> **TASK INSTRUCTIONS**
Leave the images aside and copy out the whole listing, exact to the word.
---*---
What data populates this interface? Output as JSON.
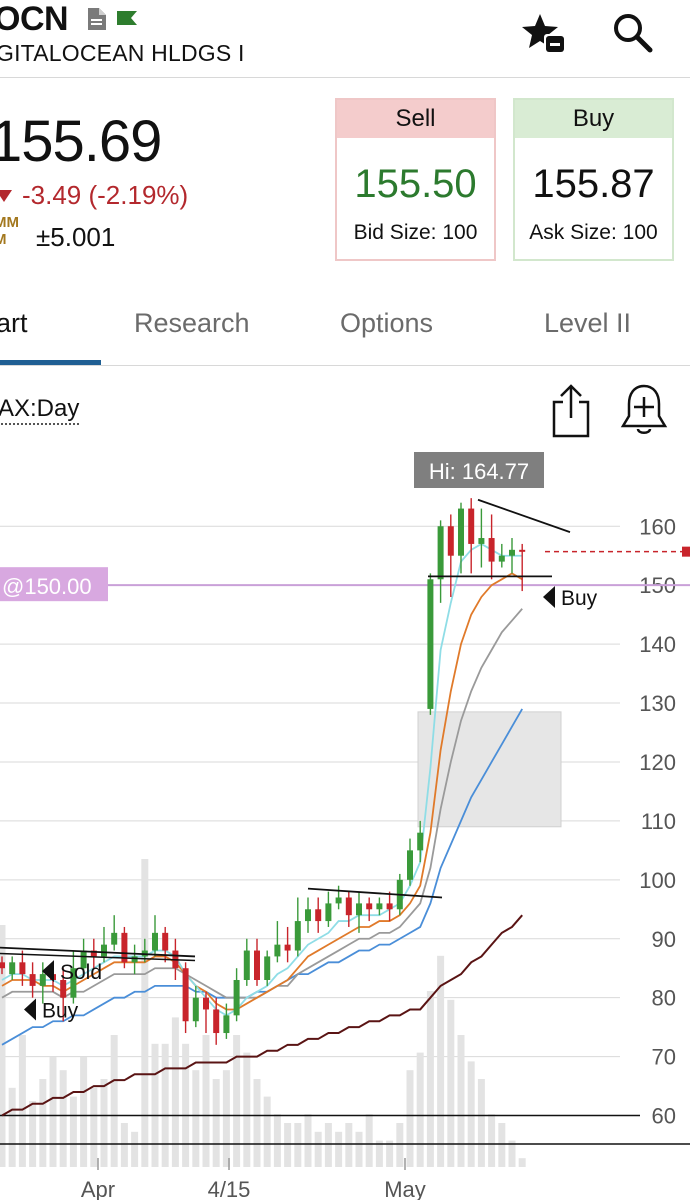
{
  "header": {
    "ticker": "OCN",
    "company": "GITALOCEAN HLDGS I"
  },
  "quote": {
    "last": "155.69",
    "change": "-3.49 (-2.19%)",
    "mm_badge_line1": "MM",
    "mm_badge_line2": "M",
    "mm_value": "±5.001",
    "sell": {
      "label": "Sell",
      "price": "155.50",
      "size_label": "Bid Size: 100"
    },
    "buy": {
      "label": "Buy",
      "price": "155.87",
      "size_label": "Ask Size: 100"
    }
  },
  "tabs": [
    {
      "label": "art",
      "active": true
    },
    {
      "label": "Research",
      "active": false
    },
    {
      "label": "Options",
      "active": false
    },
    {
      "label": "Level II",
      "active": false
    }
  ],
  "chart_toolbar": {
    "study_label": "AX:Day"
  },
  "colors": {
    "up": "#3a9a3a",
    "down": "#c8242b",
    "ema_short": "#8fdde6",
    "ema_mid": "#e07a2a",
    "sma_gray": "#9a9a9a",
    "sma_blue": "#4a8ed8",
    "sma_long": "#5a1414",
    "order_line": "#c9a0d8",
    "order_label_bg": "#d8a8e0",
    "hi_label_bg": "#7f7f7f",
    "last_price_dash": "#c8242b"
  },
  "chart_data": {
    "type": "candlestick",
    "ylim": [
      55,
      167
    ],
    "y_ticks": [
      "160",
      "150",
      "140",
      "130",
      "120",
      "110",
      "100",
      "90",
      "80",
      "70",
      "60"
    ],
    "x_ticks": [
      "Apr",
      "4/15",
      "May"
    ],
    "hi_label": "Hi: 164.77",
    "order_label": "@150.00",
    "annotations": [
      "Sold",
      "Buy",
      "Buy"
    ],
    "candles": [
      [
        86,
        85,
        87,
        84
      ],
      [
        84,
        86,
        87,
        83
      ],
      [
        86,
        84,
        88,
        82
      ],
      [
        84,
        82,
        86,
        80
      ],
      [
        82,
        84,
        86,
        79
      ],
      [
        84,
        83,
        86,
        81
      ],
      [
        83,
        80,
        85,
        76
      ],
      [
        80,
        85,
        88,
        79
      ],
      [
        85,
        88,
        90,
        84
      ],
      [
        88,
        87,
        90,
        85
      ],
      [
        87,
        89,
        92,
        86
      ],
      [
        89,
        91,
        94,
        88
      ],
      [
        91,
        86,
        92,
        85
      ],
      [
        86,
        87,
        89,
        84
      ],
      [
        87,
        88,
        90,
        86
      ],
      [
        88,
        91,
        94,
        87
      ],
      [
        91,
        88,
        92,
        86
      ],
      [
        88,
        85,
        90,
        83
      ],
      [
        85,
        76,
        86,
        74
      ],
      [
        76,
        80,
        82,
        75
      ],
      [
        80,
        78,
        81,
        74
      ],
      [
        78,
        74,
        80,
        72
      ],
      [
        74,
        77,
        79,
        73
      ],
      [
        77,
        83,
        85,
        76
      ],
      [
        83,
        88,
        90,
        82
      ],
      [
        88,
        83,
        90,
        82
      ],
      [
        83,
        87,
        88,
        82
      ],
      [
        87,
        89,
        93,
        86
      ],
      [
        89,
        88,
        92,
        86
      ],
      [
        88,
        93,
        97,
        87
      ],
      [
        93,
        95,
        97,
        91
      ],
      [
        95,
        93,
        97,
        91
      ],
      [
        93,
        96,
        98,
        92
      ],
      [
        96,
        97,
        99,
        95
      ],
      [
        97,
        94,
        98,
        92
      ],
      [
        94,
        96,
        98,
        91
      ],
      [
        96,
        95,
        97,
        93
      ],
      [
        95,
        96,
        97,
        94
      ],
      [
        96,
        95,
        98,
        93
      ],
      [
        95,
        100,
        101,
        94
      ],
      [
        100,
        105,
        107,
        99
      ],
      [
        105,
        108,
        110,
        103
      ],
      [
        129,
        151,
        152,
        128
      ],
      [
        151,
        160,
        161,
        147
      ],
      [
        160,
        155,
        162,
        148
      ],
      [
        155,
        163,
        164,
        152
      ],
      [
        163,
        157,
        164.77,
        152
      ],
      [
        157,
        158,
        163,
        153
      ],
      [
        158,
        154,
        162,
        151
      ],
      [
        154,
        155,
        157,
        153
      ],
      [
        155,
        156,
        158,
        152
      ],
      [
        156,
        155.69,
        157,
        149
      ]
    ],
    "ma_short": [
      83,
      84,
      84,
      83,
      83,
      83,
      82,
      83,
      84,
      85,
      86,
      87,
      87,
      87,
      87,
      88,
      88,
      87,
      84,
      82,
      80,
      78,
      77,
      78,
      80,
      81,
      82,
      84,
      85,
      87,
      89,
      90,
      91,
      93,
      93,
      94,
      94,
      94,
      95,
      96,
      99,
      103,
      119,
      139,
      147,
      154,
      156,
      157,
      156,
      155,
      155,
      155
    ],
    "ma_mid": [
      82,
      83,
      83,
      83,
      82,
      82,
      81,
      82,
      83,
      84,
      85,
      86,
      86,
      86,
      86,
      87,
      87,
      86,
      84,
      82,
      81,
      79,
      78,
      78,
      79,
      80,
      81,
      82,
      83,
      85,
      87,
      88,
      89,
      90,
      91,
      92,
      92,
      93,
      93,
      94,
      96,
      99,
      108,
      122,
      132,
      140,
      145,
      148,
      150,
      151,
      152,
      151
    ],
    "ma_gray": [
      80,
      81,
      81,
      81,
      81,
      81,
      80,
      81,
      81,
      82,
      83,
      84,
      84,
      84,
      84,
      85,
      85,
      85,
      84,
      83,
      82,
      81,
      80,
      80,
      80,
      80,
      81,
      82,
      82,
      84,
      85,
      86,
      87,
      88,
      89,
      90,
      90,
      91,
      91,
      92,
      94,
      96,
      102,
      112,
      120,
      127,
      132,
      136,
      139,
      142,
      144,
      146
    ],
    "ma_blue": [
      72,
      73,
      74,
      75,
      75,
      76,
      76,
      77,
      77,
      78,
      79,
      80,
      80,
      81,
      81,
      82,
      82,
      82,
      82,
      81,
      81,
      80,
      80,
      80,
      80,
      81,
      81,
      82,
      83,
      84,
      84,
      85,
      86,
      86,
      87,
      88,
      88,
      89,
      89,
      90,
      91,
      92,
      96,
      102,
      106,
      110,
      114,
      117,
      120,
      123,
      126,
      129
    ],
    "ma_long": [
      60,
      61,
      61,
      62,
      62,
      63,
      63,
      64,
      64,
      65,
      65,
      66,
      66,
      67,
      67,
      67,
      68,
      68,
      68,
      69,
      69,
      69,
      69,
      70,
      70,
      70,
      71,
      71,
      72,
      72,
      73,
      73,
      74,
      74,
      75,
      75,
      76,
      76,
      77,
      77,
      78,
      78,
      80,
      82,
      83,
      84,
      86,
      87,
      89,
      91,
      92,
      94
    ],
    "volume": [
      0.55,
      0.18,
      0.3,
      0.15,
      0.2,
      0.25,
      0.22,
      0.16,
      0.25,
      0.18,
      0.2,
      0.3,
      0.1,
      0.08,
      0.7,
      0.28,
      0.28,
      0.34,
      0.28,
      0.22,
      0.3,
      0.2,
      0.22,
      0.3,
      0.26,
      0.2,
      0.16,
      0.12,
      0.1,
      0.1,
      0.12,
      0.08,
      0.1,
      0.08,
      0.1,
      0.08,
      0.12,
      0.06,
      0.06,
      0.1,
      0.22,
      0.26,
      0.4,
      0.48,
      0.38,
      0.3,
      0.24,
      0.2,
      0.12,
      0.1,
      0.06,
      0.02
    ]
  }
}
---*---
> **RESPONSE BOX**
What data populates this interface? Output as JSON.
{
  "header": {
    "ticker": "OCN",
    "company": "GITALOCEAN HLDGS I"
  },
  "quote": {
    "last": "155.69",
    "change": "-3.49 (-2.19%)",
    "mm_badge_line1": "MM",
    "mm_badge_line2": "M",
    "mm_value": "±5.001",
    "sell": {
      "label": "Sell",
      "price": "155.50",
      "size_label": "Bid Size: 100"
    },
    "buy": {
      "label": "Buy",
      "price": "155.87",
      "size_label": "Ask Size: 100"
    }
  },
  "tabs": [
    {
      "label": "art",
      "active": true
    },
    {
      "label": "Research",
      "active": false
    },
    {
      "label": "Options",
      "active": false
    },
    {
      "label": "Level II",
      "active": false
    }
  ],
  "chart_toolbar": {
    "study_label": "AX:Day"
  },
  "colors": {
    "up": "#3a9a3a",
    "down": "#c8242b",
    "ema_short": "#8fdde6",
    "ema_mid": "#e07a2a",
    "sma_gray": "#9a9a9a",
    "sma_blue": "#4a8ed8",
    "sma_long": "#5a1414",
    "order_line": "#c9a0d8",
    "order_label_bg": "#d8a8e0",
    "hi_label_bg": "#7f7f7f",
    "last_price_dash": "#c8242b"
  },
  "chart_data": {
    "type": "candlestick",
    "ylim": [
      55,
      167
    ],
    "y_ticks": [
      "160",
      "150",
      "140",
      "130",
      "120",
      "110",
      "100",
      "90",
      "80",
      "70",
      "60"
    ],
    "x_ticks": [
      "Apr",
      "4/15",
      "May"
    ],
    "hi_label": "Hi: 164.77",
    "order_label": "@150.00",
    "annotations": [
      "Sold",
      "Buy",
      "Buy"
    ],
    "candles": [
      [
        86,
        85,
        87,
        84
      ],
      [
        84,
        86,
        87,
        83
      ],
      [
        86,
        84,
        88,
        82
      ],
      [
        84,
        82,
        86,
        80
      ],
      [
        82,
        84,
        86,
        79
      ],
      [
        84,
        83,
        86,
        81
      ],
      [
        83,
        80,
        85,
        76
      ],
      [
        80,
        85,
        88,
        79
      ],
      [
        85,
        88,
        90,
        84
      ],
      [
        88,
        87,
        90,
        85
      ],
      [
        87,
        89,
        92,
        86
      ],
      [
        89,
        91,
        94,
        88
      ],
      [
        91,
        86,
        92,
        85
      ],
      [
        86,
        87,
        89,
        84
      ],
      [
        87,
        88,
        90,
        86
      ],
      [
        88,
        91,
        94,
        87
      ],
      [
        91,
        88,
        92,
        86
      ],
      [
        88,
        85,
        90,
        83
      ],
      [
        85,
        76,
        86,
        74
      ],
      [
        76,
        80,
        82,
        75
      ],
      [
        80,
        78,
        81,
        74
      ],
      [
        78,
        74,
        80,
        72
      ],
      [
        74,
        77,
        79,
        73
      ],
      [
        77,
        83,
        85,
        76
      ],
      [
        83,
        88,
        90,
        82
      ],
      [
        88,
        83,
        90,
        82
      ],
      [
        83,
        87,
        88,
        82
      ],
      [
        87,
        89,
        93,
        86
      ],
      [
        89,
        88,
        92,
        86
      ],
      [
        88,
        93,
        97,
        87
      ],
      [
        93,
        95,
        97,
        91
      ],
      [
        95,
        93,
        97,
        91
      ],
      [
        93,
        96,
        98,
        92
      ],
      [
        96,
        97,
        99,
        95
      ],
      [
        97,
        94,
        98,
        92
      ],
      [
        94,
        96,
        98,
        91
      ],
      [
        96,
        95,
        97,
        93
      ],
      [
        95,
        96,
        97,
        94
      ],
      [
        96,
        95,
        98,
        93
      ],
      [
        95,
        100,
        101,
        94
      ],
      [
        100,
        105,
        107,
        99
      ],
      [
        105,
        108,
        110,
        103
      ],
      [
        129,
        151,
        152,
        128
      ],
      [
        151,
        160,
        161,
        147
      ],
      [
        160,
        155,
        162,
        148
      ],
      [
        155,
        163,
        164,
        152
      ],
      [
        163,
        157,
        164.77,
        152
      ],
      [
        157,
        158,
        163,
        153
      ],
      [
        158,
        154,
        162,
        151
      ],
      [
        154,
        155,
        157,
        153
      ],
      [
        155,
        156,
        158,
        152
      ],
      [
        156,
        155.69,
        157,
        149
      ]
    ],
    "ma_short": [
      83,
      84,
      84,
      83,
      83,
      83,
      82,
      83,
      84,
      85,
      86,
      87,
      87,
      87,
      87,
      88,
      88,
      87,
      84,
      82,
      80,
      78,
      77,
      78,
      80,
      81,
      82,
      84,
      85,
      87,
      89,
      90,
      91,
      93,
      93,
      94,
      94,
      94,
      95,
      96,
      99,
      103,
      119,
      139,
      147,
      154,
      156,
      157,
      156,
      155,
      155,
      155
    ],
    "ma_mid": [
      82,
      83,
      83,
      83,
      82,
      82,
      81,
      82,
      83,
      84,
      85,
      86,
      86,
      86,
      86,
      87,
      87,
      86,
      84,
      82,
      81,
      79,
      78,
      78,
      79,
      80,
      81,
      82,
      83,
      85,
      87,
      88,
      89,
      90,
      91,
      92,
      92,
      93,
      93,
      94,
      96,
      99,
      108,
      122,
      132,
      140,
      145,
      148,
      150,
      151,
      152,
      151
    ],
    "ma_gray": [
      80,
      81,
      81,
      81,
      81,
      81,
      80,
      81,
      81,
      82,
      83,
      84,
      84,
      84,
      84,
      85,
      85,
      85,
      84,
      83,
      82,
      81,
      80,
      80,
      80,
      80,
      81,
      82,
      82,
      84,
      85,
      86,
      87,
      88,
      89,
      90,
      90,
      91,
      91,
      92,
      94,
      96,
      102,
      112,
      120,
      127,
      132,
      136,
      139,
      142,
      144,
      146
    ],
    "ma_blue": [
      72,
      73,
      74,
      75,
      75,
      76,
      76,
      77,
      77,
      78,
      79,
      80,
      80,
      81,
      81,
      82,
      82,
      82,
      82,
      81,
      81,
      80,
      80,
      80,
      80,
      81,
      81,
      82,
      83,
      84,
      84,
      85,
      86,
      86,
      87,
      88,
      88,
      89,
      89,
      90,
      91,
      92,
      96,
      102,
      106,
      110,
      114,
      117,
      120,
      123,
      126,
      129
    ],
    "ma_long": [
      60,
      61,
      61,
      62,
      62,
      63,
      63,
      64,
      64,
      65,
      65,
      66,
      66,
      67,
      67,
      67,
      68,
      68,
      68,
      69,
      69,
      69,
      69,
      70,
      70,
      70,
      71,
      71,
      72,
      72,
      73,
      73,
      74,
      74,
      75,
      75,
      76,
      76,
      77,
      77,
      78,
      78,
      80,
      82,
      83,
      84,
      86,
      87,
      89,
      91,
      92,
      94
    ],
    "volume": [
      0.55,
      0.18,
      0.3,
      0.15,
      0.2,
      0.25,
      0.22,
      0.16,
      0.25,
      0.18,
      0.2,
      0.3,
      0.1,
      0.08,
      0.7,
      0.28,
      0.28,
      0.34,
      0.28,
      0.22,
      0.3,
      0.2,
      0.22,
      0.3,
      0.26,
      0.2,
      0.16,
      0.12,
      0.1,
      0.1,
      0.12,
      0.08,
      0.1,
      0.08,
      0.1,
      0.08,
      0.12,
      0.06,
      0.06,
      0.1,
      0.22,
      0.26,
      0.4,
      0.48,
      0.38,
      0.3,
      0.24,
      0.2,
      0.12,
      0.1,
      0.06,
      0.02
    ]
  }
}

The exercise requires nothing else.